++++ GIVEN INFORMATION
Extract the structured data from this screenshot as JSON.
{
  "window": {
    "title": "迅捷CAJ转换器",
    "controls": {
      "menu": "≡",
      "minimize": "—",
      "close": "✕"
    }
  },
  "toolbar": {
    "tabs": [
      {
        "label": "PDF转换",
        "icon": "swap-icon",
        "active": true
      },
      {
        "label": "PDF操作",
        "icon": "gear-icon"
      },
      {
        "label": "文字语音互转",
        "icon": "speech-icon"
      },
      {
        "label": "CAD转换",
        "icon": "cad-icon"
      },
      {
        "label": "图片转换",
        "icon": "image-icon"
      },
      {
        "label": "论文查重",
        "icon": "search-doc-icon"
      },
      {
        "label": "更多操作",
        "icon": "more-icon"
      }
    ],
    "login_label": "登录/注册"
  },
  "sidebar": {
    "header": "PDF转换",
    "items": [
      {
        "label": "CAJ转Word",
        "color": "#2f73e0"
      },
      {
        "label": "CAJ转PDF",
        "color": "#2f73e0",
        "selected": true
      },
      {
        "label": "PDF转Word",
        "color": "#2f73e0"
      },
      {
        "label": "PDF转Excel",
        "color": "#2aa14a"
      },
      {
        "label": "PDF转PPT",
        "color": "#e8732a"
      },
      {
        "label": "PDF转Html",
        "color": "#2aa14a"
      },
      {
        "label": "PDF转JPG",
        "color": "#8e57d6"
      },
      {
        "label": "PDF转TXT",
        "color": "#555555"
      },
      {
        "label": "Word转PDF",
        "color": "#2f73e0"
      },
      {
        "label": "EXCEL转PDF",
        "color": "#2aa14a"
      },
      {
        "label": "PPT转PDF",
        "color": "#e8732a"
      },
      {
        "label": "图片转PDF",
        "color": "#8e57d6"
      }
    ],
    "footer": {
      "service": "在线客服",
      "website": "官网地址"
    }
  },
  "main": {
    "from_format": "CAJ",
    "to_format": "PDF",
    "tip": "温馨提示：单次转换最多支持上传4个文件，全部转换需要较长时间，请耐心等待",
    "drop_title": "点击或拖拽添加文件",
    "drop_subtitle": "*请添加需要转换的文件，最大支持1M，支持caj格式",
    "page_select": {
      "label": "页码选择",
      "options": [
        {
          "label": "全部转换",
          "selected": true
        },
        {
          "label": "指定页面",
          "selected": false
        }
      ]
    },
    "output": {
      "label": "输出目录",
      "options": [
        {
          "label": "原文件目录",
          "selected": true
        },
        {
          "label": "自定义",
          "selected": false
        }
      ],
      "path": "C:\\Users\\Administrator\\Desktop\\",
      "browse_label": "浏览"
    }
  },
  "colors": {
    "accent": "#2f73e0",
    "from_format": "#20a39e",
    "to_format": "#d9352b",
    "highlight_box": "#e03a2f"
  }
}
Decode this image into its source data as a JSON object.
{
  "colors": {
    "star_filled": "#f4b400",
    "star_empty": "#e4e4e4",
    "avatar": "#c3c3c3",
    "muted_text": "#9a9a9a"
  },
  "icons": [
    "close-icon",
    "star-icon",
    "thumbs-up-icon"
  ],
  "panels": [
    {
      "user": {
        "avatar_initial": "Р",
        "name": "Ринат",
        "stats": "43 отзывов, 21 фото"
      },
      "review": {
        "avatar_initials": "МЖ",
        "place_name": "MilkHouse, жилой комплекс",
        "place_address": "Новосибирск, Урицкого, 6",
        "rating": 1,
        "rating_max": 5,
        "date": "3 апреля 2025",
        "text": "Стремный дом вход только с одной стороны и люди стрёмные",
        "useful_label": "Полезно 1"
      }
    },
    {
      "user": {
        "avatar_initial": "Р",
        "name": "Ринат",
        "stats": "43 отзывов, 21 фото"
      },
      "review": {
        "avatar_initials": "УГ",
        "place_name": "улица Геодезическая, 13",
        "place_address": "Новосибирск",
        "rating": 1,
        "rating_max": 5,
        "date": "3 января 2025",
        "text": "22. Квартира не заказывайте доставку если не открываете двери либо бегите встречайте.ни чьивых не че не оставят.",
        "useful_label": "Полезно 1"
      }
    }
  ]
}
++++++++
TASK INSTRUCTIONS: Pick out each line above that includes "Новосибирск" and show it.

SOLUTION TO THIS PROBLEM:
        "place_address": "Новосибирск, Урицкого, 6",
        "place_address": "Новосибирск",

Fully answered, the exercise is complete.